After Fortunato’s death, Montresor starts to feel remorse, but cannot admit it. “My heart grew sick – on account of the dampness of the catacombs” (Poe 99). Montresor’s pause after he says his heart grew sick suggests that he actually felt some kind of remorse or trouble about the crime and that he is unable to directly admit that he feels remorse. Engel proposes that “…while sustaining this obsession during those years, might well be explained by his unconscious fear of the guilt he would, once found out, consciously have to accept. And having to accept it might drive him insane” (Engel 62). Montresor’s rule of revenge, that the avenger must feel victorious about the crime, does not apply to him. His heart grew sick because of the crime, but he makes himself doubt that he is feeling remorse. Over a span of fifty years, Montresor has obsessed over every single detail of that night.

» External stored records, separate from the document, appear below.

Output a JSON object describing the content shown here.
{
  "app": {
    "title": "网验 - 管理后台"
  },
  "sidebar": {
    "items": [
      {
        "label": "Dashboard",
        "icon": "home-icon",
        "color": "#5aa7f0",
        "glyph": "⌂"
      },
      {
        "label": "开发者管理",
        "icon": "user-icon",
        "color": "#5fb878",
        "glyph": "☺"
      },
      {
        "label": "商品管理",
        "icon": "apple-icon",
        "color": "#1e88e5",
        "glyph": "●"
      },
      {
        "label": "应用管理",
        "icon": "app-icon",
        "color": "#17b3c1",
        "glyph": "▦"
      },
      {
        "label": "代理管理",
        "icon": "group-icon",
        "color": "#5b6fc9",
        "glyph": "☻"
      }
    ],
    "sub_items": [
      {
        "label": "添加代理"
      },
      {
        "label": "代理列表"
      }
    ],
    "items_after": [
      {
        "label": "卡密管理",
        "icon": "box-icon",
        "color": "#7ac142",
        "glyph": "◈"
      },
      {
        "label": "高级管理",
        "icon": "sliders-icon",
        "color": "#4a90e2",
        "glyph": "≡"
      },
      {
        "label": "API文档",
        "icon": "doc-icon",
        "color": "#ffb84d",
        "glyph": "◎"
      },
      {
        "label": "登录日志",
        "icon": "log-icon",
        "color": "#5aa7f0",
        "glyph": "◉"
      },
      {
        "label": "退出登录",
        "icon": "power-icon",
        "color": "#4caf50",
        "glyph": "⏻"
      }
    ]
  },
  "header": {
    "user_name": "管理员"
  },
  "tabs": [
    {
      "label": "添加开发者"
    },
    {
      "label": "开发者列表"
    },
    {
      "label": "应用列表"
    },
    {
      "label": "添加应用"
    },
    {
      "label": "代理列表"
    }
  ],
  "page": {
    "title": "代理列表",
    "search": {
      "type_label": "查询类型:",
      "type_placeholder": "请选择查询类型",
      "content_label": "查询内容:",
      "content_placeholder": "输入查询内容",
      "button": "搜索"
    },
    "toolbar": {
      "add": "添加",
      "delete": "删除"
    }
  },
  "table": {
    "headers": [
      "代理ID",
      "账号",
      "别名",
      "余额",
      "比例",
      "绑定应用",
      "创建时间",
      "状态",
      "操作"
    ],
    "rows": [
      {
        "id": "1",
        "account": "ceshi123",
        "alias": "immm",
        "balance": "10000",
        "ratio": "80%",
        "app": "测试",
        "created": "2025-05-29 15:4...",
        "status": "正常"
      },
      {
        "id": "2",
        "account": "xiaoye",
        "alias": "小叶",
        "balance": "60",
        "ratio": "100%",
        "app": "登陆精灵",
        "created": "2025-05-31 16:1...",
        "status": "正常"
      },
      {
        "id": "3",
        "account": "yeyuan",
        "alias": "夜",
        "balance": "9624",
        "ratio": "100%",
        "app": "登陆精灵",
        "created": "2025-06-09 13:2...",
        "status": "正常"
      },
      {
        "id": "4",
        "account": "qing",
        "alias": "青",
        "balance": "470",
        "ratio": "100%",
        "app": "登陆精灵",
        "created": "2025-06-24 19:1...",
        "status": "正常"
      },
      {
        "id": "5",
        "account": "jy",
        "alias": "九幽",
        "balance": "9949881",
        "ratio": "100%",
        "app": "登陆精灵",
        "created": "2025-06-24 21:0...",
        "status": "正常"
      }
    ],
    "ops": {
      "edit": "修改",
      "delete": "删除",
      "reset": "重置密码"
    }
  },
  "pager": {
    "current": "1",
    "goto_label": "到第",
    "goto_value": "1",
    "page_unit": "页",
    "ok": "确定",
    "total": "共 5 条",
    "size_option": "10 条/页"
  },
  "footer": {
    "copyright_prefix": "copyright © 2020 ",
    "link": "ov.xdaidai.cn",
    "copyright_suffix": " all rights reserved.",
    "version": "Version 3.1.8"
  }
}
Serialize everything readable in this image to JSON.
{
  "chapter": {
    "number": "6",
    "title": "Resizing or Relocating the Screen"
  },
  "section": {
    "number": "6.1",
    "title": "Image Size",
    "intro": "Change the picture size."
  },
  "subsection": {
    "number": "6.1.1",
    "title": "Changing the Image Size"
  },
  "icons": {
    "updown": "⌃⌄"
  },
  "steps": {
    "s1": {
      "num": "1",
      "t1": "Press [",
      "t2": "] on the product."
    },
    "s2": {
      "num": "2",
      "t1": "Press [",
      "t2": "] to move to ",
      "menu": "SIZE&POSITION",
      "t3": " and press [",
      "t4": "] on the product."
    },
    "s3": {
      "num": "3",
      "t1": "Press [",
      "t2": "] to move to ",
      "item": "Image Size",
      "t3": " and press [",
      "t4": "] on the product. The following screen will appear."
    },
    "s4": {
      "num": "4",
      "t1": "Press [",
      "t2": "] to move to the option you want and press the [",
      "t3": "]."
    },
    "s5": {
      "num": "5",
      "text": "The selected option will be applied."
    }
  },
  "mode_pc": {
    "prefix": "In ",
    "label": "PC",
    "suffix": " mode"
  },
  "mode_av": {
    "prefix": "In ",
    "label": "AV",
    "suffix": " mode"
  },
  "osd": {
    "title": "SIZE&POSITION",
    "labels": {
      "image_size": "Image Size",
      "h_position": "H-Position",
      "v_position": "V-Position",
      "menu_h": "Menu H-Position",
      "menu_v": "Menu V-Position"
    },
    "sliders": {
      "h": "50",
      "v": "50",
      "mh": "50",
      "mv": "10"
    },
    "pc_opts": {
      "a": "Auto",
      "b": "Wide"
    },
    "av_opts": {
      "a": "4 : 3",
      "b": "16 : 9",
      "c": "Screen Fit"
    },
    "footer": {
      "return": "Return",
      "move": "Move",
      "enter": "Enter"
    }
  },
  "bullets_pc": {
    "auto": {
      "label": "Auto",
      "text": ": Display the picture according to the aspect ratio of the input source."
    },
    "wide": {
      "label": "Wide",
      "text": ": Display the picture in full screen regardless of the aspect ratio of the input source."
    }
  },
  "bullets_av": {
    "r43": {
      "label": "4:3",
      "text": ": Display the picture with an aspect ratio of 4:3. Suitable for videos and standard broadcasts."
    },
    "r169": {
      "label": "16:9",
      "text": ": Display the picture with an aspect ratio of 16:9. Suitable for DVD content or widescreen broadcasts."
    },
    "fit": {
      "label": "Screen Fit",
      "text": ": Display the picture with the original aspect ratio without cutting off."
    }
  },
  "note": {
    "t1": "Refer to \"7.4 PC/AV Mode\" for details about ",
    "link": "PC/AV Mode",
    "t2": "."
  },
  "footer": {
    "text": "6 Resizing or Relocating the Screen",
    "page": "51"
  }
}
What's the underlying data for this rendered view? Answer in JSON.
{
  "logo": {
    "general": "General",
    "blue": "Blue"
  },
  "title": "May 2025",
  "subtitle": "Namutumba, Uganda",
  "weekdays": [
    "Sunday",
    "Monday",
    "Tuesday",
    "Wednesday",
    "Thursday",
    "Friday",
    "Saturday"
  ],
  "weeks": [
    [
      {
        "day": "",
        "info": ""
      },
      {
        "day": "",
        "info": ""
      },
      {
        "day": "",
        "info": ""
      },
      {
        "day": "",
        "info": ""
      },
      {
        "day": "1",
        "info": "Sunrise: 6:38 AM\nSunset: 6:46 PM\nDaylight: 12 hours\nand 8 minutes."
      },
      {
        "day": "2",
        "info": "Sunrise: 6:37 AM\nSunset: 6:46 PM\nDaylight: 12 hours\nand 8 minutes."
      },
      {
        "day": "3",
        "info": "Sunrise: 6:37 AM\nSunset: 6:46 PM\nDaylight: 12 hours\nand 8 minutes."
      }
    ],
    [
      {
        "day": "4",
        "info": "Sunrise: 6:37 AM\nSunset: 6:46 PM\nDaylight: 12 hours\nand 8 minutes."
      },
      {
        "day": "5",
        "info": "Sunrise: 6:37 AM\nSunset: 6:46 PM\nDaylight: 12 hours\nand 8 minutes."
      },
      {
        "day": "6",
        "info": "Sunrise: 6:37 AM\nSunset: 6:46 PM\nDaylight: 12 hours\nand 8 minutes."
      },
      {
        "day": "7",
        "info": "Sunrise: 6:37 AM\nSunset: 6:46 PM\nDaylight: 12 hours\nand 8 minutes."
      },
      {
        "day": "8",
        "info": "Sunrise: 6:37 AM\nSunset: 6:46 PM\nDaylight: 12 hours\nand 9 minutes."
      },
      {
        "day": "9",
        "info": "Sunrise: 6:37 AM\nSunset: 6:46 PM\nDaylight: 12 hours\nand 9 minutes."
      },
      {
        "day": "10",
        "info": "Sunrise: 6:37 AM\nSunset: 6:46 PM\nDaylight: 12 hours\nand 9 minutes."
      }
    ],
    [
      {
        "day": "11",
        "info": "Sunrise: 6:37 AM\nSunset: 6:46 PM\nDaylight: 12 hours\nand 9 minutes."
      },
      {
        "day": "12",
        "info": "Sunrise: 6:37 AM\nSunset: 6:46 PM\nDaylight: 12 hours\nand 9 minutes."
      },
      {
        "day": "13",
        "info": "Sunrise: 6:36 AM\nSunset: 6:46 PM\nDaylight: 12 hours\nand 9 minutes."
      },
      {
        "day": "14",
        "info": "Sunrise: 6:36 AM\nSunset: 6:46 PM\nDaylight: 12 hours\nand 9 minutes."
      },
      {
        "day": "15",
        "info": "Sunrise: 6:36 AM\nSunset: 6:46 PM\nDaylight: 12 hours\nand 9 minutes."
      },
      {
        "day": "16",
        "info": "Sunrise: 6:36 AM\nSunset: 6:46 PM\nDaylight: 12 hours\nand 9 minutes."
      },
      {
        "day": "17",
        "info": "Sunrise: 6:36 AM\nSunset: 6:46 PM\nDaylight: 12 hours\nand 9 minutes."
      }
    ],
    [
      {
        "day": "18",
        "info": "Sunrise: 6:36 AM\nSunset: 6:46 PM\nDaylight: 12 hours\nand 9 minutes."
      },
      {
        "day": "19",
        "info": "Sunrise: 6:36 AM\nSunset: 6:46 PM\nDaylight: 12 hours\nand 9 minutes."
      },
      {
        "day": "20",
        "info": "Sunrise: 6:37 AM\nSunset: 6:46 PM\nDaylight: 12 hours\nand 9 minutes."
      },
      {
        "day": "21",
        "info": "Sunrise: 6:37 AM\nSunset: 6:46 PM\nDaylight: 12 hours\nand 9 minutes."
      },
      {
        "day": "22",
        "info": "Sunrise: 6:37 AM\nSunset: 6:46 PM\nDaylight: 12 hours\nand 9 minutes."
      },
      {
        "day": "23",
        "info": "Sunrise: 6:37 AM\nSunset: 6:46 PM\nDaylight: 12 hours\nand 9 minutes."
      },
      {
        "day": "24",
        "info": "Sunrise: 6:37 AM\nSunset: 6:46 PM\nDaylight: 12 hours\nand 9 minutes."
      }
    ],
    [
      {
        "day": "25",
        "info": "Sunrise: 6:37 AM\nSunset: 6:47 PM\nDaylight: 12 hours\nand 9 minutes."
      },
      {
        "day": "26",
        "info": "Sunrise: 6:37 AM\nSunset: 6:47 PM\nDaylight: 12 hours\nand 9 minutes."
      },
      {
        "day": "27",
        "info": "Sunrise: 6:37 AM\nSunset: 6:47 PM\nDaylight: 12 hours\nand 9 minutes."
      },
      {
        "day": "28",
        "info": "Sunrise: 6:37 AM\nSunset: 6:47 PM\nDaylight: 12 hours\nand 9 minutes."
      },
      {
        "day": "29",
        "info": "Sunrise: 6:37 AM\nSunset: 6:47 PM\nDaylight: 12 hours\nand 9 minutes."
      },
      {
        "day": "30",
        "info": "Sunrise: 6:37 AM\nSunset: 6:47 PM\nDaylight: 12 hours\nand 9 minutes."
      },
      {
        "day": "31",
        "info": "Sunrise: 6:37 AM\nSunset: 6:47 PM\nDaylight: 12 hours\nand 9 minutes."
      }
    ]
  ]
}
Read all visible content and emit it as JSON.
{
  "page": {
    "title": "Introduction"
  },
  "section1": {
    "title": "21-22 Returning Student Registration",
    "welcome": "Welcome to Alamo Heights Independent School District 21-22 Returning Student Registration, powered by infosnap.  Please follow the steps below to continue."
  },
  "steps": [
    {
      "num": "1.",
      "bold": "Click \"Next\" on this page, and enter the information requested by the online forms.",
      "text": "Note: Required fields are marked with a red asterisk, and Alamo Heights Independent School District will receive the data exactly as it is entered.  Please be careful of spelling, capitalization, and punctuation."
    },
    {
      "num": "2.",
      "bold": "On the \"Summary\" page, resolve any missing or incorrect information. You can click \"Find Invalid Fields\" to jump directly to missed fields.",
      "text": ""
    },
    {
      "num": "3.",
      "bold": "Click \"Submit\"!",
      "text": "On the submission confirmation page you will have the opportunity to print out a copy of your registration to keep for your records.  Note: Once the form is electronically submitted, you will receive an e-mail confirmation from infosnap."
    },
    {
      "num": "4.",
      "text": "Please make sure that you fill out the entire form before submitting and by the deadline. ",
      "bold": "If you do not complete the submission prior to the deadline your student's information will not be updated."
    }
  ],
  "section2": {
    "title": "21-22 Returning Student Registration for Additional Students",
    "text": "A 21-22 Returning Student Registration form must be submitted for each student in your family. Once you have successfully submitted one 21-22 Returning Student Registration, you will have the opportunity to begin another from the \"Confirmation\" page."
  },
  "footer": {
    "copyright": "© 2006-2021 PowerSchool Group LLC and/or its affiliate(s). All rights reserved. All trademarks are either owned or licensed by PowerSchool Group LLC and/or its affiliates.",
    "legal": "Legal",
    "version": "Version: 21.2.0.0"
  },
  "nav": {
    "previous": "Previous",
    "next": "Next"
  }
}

Engel says that the reason he remembers so much of the night is because he feels unconscious guilt for his crime. Montresor’s revenge is a failure because, as one of his rules states, the avenger must feel triumphant about the crime, but Montresor feels remorse and/or disappointment. By blaming the sickness in his heart on the “dampness of the catacombs”, Montresor subconsciously says that he feels guilty, but avoids outright admitting